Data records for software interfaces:

━━━━━━━━━━

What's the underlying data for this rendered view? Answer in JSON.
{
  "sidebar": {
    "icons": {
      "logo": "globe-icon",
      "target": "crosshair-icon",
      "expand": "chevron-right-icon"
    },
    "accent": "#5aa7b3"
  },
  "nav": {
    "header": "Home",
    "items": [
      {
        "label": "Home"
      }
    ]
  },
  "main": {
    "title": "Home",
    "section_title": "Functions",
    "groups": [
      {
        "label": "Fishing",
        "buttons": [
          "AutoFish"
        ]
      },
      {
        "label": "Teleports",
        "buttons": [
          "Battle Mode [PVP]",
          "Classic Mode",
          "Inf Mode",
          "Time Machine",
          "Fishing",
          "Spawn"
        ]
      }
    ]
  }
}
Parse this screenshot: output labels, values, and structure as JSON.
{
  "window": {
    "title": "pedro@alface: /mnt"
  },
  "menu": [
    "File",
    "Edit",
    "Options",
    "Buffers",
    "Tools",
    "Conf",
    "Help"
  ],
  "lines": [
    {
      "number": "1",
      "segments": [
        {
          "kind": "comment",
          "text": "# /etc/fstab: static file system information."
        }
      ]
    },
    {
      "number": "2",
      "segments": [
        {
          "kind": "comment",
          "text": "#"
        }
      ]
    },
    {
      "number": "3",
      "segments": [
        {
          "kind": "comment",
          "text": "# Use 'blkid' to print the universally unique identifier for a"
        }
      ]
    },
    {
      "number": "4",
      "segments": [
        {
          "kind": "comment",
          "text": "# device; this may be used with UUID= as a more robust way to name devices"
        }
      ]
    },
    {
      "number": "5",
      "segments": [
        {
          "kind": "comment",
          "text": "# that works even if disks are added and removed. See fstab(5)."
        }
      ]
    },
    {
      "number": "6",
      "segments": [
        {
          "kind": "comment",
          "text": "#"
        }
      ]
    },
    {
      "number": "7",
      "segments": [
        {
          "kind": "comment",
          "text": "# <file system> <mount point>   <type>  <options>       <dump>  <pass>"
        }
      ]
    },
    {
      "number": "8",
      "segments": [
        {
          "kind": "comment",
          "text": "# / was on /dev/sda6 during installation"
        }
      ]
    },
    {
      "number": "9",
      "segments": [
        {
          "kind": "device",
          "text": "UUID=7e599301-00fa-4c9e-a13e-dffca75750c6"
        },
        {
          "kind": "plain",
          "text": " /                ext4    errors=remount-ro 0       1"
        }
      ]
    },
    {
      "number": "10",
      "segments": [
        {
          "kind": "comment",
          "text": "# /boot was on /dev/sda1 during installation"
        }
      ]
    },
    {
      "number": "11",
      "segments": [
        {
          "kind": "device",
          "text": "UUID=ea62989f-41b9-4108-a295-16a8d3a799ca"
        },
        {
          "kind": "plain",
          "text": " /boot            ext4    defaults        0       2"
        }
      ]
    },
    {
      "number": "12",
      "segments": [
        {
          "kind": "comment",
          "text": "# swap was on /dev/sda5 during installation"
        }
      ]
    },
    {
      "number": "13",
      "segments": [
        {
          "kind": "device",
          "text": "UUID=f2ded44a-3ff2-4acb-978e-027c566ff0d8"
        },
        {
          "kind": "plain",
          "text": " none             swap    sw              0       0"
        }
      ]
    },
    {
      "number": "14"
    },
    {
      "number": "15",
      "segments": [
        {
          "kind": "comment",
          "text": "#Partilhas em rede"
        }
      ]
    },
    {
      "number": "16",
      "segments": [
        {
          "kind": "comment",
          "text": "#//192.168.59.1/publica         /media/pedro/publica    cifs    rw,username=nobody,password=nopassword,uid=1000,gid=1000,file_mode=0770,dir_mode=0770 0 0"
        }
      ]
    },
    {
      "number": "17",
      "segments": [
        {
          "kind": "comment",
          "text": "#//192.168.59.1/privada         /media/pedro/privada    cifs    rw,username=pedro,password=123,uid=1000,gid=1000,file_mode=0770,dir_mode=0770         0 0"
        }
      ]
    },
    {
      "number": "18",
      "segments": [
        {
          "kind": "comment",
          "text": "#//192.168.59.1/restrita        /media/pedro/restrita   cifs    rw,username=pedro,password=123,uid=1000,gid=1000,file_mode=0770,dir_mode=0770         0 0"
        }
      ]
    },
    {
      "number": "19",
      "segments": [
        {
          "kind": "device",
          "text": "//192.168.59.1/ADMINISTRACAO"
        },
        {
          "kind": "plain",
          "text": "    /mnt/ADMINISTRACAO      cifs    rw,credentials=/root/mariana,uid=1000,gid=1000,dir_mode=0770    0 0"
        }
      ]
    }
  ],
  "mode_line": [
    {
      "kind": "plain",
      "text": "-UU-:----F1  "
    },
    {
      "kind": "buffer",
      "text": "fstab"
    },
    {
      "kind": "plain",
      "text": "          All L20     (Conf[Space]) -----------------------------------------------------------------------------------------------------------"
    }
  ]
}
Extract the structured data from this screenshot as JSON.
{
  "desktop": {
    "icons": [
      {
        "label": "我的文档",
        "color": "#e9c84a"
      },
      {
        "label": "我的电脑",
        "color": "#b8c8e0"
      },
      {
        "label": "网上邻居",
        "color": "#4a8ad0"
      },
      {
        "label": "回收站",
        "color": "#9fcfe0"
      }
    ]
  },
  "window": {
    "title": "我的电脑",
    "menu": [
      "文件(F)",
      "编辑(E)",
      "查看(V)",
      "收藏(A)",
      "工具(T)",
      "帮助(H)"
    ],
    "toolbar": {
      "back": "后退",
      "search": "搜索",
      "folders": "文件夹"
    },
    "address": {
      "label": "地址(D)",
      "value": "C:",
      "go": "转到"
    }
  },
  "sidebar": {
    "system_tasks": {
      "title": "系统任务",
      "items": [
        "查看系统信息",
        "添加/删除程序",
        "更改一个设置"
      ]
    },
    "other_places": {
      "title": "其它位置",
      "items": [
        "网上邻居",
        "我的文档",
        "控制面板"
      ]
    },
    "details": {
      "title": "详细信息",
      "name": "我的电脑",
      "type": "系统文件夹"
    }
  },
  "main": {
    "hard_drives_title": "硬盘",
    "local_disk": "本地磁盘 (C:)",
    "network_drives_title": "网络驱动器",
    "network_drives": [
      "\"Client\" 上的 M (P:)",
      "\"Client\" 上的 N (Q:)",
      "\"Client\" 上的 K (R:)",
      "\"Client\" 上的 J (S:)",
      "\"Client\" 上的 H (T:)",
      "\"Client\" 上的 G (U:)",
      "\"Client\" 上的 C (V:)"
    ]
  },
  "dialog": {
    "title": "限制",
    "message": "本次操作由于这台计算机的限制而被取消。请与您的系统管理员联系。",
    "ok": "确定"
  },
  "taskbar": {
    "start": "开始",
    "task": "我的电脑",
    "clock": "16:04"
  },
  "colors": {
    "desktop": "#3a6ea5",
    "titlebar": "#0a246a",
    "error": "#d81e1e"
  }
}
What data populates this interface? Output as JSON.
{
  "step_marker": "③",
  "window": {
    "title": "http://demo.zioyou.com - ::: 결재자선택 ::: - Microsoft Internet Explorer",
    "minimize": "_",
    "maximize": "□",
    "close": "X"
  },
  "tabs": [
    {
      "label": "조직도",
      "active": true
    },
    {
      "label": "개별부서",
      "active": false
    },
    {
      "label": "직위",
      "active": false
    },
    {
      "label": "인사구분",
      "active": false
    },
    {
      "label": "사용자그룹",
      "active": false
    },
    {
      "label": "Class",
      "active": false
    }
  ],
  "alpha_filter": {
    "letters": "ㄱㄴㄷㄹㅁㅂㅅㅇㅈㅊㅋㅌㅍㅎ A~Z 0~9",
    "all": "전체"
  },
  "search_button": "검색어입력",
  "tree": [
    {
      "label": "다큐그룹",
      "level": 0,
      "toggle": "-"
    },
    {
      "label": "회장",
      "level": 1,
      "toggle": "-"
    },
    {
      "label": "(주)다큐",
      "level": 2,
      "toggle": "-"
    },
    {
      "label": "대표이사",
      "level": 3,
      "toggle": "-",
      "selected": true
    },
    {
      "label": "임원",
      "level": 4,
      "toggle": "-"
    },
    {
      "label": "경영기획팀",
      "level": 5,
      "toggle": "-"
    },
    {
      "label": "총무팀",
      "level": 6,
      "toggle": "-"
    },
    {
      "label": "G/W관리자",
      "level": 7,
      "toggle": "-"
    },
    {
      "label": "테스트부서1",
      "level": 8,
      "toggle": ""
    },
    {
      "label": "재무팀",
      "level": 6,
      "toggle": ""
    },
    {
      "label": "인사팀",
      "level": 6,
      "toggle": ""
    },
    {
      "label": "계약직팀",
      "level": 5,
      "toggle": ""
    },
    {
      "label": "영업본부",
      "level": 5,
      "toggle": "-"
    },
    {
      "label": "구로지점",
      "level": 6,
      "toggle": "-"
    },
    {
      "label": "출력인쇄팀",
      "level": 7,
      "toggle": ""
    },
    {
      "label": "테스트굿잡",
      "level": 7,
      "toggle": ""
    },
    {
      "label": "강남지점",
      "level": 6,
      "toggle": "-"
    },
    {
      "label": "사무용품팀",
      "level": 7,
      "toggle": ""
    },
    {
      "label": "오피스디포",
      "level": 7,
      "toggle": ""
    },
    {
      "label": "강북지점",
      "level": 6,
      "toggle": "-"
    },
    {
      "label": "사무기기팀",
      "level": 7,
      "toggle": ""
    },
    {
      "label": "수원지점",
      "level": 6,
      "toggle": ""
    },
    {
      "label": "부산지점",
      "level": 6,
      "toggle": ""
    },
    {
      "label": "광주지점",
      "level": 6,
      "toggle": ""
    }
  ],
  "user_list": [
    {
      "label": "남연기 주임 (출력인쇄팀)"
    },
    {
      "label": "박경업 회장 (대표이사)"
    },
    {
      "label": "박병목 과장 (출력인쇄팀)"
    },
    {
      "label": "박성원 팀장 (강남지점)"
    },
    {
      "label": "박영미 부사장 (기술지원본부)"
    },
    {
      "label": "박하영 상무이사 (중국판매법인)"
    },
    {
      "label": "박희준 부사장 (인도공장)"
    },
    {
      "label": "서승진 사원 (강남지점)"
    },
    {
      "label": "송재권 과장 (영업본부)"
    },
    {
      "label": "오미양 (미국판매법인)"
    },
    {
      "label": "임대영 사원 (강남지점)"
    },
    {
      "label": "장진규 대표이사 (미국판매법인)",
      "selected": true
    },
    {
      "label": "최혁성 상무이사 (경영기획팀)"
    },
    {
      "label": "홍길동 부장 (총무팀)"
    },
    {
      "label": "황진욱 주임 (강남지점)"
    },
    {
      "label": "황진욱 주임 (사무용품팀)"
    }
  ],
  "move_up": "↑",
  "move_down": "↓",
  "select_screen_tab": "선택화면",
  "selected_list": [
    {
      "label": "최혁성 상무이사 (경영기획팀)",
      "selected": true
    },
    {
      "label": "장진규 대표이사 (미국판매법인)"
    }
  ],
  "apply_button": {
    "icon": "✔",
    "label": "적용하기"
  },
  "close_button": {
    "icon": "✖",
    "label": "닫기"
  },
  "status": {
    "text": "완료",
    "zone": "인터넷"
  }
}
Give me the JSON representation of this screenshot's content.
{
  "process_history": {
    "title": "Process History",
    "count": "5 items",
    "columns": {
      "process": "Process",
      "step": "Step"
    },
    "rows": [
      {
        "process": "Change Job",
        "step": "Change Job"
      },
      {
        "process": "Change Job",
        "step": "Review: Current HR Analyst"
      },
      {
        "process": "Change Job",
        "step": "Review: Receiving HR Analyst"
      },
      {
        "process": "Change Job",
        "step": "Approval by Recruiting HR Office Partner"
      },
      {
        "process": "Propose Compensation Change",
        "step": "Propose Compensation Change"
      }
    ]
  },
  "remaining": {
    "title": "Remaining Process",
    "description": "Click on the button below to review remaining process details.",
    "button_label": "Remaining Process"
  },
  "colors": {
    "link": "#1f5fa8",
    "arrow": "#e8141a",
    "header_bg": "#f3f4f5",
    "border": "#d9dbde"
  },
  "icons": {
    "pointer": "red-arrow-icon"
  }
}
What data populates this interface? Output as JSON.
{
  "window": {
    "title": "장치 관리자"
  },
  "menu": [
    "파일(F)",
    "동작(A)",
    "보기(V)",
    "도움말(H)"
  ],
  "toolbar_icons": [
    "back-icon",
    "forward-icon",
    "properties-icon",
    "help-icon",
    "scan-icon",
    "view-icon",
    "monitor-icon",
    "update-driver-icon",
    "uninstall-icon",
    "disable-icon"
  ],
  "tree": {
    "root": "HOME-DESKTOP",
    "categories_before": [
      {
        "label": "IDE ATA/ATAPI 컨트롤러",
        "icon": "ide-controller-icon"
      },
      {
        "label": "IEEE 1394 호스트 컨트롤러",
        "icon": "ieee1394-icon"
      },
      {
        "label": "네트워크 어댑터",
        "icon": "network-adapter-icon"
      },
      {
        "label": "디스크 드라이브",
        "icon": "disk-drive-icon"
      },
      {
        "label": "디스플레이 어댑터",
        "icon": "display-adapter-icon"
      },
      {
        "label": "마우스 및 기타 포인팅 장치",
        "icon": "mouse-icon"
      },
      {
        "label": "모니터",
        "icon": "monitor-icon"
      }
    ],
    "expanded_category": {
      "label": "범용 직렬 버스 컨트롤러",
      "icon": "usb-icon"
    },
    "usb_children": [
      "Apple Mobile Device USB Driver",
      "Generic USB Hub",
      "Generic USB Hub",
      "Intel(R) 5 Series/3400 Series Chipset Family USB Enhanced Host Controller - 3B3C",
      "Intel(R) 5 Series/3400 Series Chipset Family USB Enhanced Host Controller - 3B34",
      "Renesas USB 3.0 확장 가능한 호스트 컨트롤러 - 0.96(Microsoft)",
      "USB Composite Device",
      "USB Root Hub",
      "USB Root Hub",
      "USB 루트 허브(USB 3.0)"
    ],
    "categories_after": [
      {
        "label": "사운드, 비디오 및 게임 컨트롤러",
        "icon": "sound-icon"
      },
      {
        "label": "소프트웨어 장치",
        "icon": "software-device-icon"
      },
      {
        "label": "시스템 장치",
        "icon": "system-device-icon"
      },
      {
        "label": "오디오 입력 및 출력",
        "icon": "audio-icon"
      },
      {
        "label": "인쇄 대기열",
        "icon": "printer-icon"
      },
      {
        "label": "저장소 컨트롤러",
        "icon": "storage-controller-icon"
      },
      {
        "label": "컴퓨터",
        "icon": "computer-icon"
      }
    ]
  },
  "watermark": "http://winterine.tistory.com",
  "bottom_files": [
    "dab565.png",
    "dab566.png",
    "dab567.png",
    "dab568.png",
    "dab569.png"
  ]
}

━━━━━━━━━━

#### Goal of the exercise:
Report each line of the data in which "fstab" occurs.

#### Answer section:
          "text": "# /etc/fstab: static file system information."
          "text": "# that works even if disks are added and removed. See fstab(5)."
      "text": "fstab"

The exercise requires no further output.